- A friendship totem pole presented to the people of Christchurch by the people of Oregon in appreciation of the warm hospitality extended to the officers and men of the U.S. Air Force and Navy during Operation Deep Freeze.
- A 30 foot pole carved by Chief Lelooska, a distinguished Indian artist, during Oregon’s centennial exposition, August 1959, is an authentic work of primitive North American Indian art. A duplicate stands in Portland, Oregon.
- Creatures depicted on the pole include the thunderbird, the killer whale, the eagle, the grizzly bear, the beaver.
Foundation stone of St. Barnabas Church
- Bronze plaque attached towards the entrance of the church.
- "To the glory of God and in memory of those who gave their lives in the Great War 1914-18".

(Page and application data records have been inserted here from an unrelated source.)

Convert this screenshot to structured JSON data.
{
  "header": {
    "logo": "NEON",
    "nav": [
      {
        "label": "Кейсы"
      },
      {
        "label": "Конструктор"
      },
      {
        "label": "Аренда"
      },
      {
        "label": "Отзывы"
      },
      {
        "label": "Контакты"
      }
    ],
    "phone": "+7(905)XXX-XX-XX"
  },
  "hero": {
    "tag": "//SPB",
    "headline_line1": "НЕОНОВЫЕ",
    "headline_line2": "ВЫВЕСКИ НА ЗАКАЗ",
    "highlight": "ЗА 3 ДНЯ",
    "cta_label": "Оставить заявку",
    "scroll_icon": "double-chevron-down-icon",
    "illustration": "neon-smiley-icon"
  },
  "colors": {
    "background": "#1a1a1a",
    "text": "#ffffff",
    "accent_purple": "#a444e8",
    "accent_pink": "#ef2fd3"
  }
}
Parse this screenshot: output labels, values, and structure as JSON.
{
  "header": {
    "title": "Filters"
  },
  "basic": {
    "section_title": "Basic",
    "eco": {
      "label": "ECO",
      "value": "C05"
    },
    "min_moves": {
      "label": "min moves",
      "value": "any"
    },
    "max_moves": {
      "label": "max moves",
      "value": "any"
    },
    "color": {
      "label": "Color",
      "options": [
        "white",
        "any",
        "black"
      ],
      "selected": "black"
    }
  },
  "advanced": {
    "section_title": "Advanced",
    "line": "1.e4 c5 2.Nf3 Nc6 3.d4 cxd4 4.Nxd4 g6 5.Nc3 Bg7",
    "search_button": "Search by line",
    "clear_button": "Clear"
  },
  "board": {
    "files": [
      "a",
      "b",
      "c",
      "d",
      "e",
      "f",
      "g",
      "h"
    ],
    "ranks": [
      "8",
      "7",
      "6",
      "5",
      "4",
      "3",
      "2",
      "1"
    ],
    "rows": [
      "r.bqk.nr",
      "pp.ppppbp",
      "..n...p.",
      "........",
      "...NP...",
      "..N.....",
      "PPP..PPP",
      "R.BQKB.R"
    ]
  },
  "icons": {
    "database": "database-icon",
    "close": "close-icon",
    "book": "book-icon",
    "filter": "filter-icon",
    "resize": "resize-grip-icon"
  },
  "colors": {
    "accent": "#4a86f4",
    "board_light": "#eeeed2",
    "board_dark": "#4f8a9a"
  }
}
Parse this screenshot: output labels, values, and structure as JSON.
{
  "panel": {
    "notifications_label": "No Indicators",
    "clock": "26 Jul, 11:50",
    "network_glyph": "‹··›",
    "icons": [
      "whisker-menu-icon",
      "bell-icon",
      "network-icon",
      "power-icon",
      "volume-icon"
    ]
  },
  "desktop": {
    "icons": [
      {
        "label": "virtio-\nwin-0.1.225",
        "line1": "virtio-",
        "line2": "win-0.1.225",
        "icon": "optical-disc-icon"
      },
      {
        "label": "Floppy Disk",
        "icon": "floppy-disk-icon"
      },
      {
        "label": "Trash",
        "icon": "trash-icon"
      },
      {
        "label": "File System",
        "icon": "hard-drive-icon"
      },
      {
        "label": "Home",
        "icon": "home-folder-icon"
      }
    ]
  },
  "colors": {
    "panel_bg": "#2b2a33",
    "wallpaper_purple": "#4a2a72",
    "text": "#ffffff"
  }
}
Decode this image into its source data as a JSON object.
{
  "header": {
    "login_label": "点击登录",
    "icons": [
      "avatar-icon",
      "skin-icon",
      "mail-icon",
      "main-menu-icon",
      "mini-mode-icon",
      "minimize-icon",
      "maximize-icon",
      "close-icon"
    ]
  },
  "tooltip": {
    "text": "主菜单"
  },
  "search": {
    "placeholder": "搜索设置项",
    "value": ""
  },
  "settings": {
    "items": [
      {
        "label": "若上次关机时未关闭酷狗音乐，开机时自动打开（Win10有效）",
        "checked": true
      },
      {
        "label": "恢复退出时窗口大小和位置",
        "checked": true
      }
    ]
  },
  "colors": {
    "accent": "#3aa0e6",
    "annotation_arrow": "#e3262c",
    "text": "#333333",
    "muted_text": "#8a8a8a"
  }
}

- The foundation stone was laid by Churchill, Archbishop of New Zealand, March 22 1925.
- On street in Memorial Avenue outside BP Service Station, corner Clyde Road and Memorial Avenue.
- Cast bronze plaque on terrazzo plinth dedicating Memorial Avenue to the memory of the men and women of the New Zealand Armed Forces who died in World War II.
- Dedicated 26 November 1959 by the Governor General Viscount Cobham.
"Spitfire Le XVI TE 288"
- On grass area near corner of Johns Road and Memorial Avenue.
- The original aircraft displayed from December 1963 to February 1984 was gifted by the British air ministry to the Brevet Club (Canterbury) Inc. and is now displayed in the RNZAF Museum. In exchange, the RNZAF arranged the manufacture of a replica. This was erected in August 1984 but was vandalised in October 1984. This second replica was erected in May 1985.
- "A fitting memorial to those aircrew who made the supreme sacrifice in war."
- King, Tony. Statues, fountains, clocks, memorials and other structures of Christchurch city Christchurch, NZ: Parks Unit, Technical Services Group, Christchurch City Council, 1992.